◆ Work request:
Copy every line of the data in which the word "value" occurs.

◆ Given data:
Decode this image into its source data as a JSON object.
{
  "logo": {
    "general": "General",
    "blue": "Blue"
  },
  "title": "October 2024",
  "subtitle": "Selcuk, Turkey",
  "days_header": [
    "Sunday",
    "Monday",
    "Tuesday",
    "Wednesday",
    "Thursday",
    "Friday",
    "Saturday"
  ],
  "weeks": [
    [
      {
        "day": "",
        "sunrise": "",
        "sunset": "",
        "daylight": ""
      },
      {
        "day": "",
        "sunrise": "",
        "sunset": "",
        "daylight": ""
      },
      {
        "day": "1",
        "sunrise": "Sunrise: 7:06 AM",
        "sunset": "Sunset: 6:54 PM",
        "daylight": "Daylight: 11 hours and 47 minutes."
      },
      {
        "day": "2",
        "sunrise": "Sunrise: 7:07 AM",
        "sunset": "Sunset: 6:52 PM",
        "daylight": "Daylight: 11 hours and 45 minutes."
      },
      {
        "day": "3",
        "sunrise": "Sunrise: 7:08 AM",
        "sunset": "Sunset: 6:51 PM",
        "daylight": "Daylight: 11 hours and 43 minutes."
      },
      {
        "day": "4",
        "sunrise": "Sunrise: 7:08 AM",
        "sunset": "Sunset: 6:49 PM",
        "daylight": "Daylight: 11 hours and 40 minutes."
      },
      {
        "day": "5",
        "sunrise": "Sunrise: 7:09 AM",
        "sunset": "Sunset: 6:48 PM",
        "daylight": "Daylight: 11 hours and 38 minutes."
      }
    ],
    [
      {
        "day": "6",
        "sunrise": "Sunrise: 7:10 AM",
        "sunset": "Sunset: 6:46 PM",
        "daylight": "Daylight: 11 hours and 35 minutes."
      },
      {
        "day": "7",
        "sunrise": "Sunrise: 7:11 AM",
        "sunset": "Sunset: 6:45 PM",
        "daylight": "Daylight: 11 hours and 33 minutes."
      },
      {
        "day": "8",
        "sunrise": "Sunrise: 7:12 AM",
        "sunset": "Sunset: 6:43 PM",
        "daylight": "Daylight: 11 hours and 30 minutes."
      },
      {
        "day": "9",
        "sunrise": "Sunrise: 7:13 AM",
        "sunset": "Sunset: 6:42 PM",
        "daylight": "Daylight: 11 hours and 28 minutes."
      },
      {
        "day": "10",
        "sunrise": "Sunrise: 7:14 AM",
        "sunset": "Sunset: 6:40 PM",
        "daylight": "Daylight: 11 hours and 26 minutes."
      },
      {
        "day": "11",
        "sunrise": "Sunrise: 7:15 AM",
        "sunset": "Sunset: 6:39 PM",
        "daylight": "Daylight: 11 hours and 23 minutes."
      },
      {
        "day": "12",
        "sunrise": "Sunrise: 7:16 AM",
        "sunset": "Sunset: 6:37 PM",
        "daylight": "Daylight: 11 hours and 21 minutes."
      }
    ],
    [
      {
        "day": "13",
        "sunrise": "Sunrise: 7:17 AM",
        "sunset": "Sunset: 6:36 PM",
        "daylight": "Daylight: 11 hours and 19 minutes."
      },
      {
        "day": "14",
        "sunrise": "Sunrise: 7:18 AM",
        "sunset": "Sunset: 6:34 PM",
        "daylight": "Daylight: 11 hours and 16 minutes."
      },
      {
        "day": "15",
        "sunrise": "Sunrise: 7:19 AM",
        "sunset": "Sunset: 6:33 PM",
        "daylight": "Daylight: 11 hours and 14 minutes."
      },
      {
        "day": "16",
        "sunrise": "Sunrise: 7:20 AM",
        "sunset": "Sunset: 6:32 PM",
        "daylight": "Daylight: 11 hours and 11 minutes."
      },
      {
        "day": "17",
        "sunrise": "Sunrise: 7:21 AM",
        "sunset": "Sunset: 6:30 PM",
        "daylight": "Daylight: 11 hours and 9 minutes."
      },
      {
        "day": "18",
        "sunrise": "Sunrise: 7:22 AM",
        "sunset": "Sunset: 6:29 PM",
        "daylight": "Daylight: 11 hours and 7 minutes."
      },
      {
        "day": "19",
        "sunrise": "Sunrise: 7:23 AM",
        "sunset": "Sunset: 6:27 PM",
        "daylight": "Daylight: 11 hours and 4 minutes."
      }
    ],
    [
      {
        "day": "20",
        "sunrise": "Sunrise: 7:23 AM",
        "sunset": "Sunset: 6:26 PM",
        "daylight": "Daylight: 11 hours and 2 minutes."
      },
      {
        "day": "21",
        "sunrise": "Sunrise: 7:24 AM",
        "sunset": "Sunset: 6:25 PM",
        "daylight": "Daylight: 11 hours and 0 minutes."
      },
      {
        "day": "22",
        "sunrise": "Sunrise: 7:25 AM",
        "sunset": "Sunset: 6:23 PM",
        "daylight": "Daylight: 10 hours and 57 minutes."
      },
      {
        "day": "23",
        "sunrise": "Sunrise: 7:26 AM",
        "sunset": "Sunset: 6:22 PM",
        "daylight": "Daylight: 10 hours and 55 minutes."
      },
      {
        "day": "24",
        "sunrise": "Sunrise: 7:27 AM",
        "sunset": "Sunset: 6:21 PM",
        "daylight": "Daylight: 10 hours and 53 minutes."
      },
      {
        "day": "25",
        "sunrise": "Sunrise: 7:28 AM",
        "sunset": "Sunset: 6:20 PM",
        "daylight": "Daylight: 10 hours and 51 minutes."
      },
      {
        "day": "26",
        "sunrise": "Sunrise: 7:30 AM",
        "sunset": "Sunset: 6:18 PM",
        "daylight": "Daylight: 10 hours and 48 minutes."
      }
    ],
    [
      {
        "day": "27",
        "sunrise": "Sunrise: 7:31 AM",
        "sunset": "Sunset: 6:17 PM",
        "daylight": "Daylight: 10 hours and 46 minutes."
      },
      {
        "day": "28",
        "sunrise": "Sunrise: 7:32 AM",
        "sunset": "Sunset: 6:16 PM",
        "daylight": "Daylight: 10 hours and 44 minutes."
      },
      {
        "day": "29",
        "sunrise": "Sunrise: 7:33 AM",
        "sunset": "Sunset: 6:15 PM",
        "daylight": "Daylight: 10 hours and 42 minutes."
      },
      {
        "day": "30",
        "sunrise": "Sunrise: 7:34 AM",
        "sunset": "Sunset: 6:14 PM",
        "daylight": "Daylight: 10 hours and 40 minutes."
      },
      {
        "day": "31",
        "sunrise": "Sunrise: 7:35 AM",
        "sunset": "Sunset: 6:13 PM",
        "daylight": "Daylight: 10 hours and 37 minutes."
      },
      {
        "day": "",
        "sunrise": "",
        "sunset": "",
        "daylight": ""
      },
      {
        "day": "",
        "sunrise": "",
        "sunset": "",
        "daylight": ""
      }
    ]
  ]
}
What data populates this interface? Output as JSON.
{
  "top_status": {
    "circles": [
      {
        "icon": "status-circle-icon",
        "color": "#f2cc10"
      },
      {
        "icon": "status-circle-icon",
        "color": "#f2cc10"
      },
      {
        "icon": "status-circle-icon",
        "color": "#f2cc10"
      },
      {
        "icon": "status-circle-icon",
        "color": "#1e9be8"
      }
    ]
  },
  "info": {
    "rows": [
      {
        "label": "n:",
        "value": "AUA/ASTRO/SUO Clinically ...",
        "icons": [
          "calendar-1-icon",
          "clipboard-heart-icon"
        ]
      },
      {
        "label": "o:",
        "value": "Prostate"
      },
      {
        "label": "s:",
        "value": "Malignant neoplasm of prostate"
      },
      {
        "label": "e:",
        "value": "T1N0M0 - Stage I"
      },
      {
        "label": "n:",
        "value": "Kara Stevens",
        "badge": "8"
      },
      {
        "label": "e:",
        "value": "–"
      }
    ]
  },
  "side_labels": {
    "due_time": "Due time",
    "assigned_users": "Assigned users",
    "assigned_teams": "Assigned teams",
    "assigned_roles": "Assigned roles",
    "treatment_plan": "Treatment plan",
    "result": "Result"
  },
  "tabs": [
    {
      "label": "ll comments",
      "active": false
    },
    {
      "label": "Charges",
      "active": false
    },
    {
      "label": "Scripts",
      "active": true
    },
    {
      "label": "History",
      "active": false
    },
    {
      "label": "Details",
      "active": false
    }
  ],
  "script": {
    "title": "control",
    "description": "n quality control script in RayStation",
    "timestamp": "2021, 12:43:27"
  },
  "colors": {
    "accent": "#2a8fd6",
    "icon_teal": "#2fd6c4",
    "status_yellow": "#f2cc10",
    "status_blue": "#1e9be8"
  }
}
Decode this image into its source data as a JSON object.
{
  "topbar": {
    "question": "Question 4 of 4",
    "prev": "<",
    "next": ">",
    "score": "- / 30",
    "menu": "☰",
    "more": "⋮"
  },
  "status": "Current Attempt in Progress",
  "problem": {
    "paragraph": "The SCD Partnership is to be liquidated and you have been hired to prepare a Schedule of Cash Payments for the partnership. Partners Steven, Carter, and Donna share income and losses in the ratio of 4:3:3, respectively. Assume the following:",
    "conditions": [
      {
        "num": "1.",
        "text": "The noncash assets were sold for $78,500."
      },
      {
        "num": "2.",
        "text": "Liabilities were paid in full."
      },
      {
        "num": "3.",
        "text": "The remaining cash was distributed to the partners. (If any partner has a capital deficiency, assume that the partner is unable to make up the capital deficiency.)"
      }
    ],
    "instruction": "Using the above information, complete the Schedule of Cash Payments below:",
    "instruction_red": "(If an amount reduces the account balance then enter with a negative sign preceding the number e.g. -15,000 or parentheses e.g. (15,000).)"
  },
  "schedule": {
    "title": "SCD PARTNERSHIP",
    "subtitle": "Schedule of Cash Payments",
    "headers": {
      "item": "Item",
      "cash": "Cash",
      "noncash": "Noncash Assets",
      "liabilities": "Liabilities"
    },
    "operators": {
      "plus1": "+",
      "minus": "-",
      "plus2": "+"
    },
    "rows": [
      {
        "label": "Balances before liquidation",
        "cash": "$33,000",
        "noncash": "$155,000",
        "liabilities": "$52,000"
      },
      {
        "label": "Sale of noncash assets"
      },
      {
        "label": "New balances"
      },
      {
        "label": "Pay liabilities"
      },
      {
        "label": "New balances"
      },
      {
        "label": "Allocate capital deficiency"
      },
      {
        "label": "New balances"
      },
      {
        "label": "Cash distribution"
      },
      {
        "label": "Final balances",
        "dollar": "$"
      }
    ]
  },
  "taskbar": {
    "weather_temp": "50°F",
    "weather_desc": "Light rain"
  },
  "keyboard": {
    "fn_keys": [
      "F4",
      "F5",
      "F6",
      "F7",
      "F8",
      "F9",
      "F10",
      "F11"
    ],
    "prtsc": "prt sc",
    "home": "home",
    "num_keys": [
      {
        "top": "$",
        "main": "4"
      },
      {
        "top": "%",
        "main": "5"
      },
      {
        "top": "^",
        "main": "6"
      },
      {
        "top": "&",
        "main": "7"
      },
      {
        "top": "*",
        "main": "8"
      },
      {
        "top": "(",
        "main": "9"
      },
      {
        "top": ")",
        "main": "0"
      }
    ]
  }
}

◆ Solution for this task:
        "value": "AUA/ASTRO/SUO Clinically ...",
        "value": "Prostate"
        "value": "Malignant neoplasm of prostate"
        "value": "T1N0M0 - Stage I"
        "value": "Kara Stevens",
        "value": "–"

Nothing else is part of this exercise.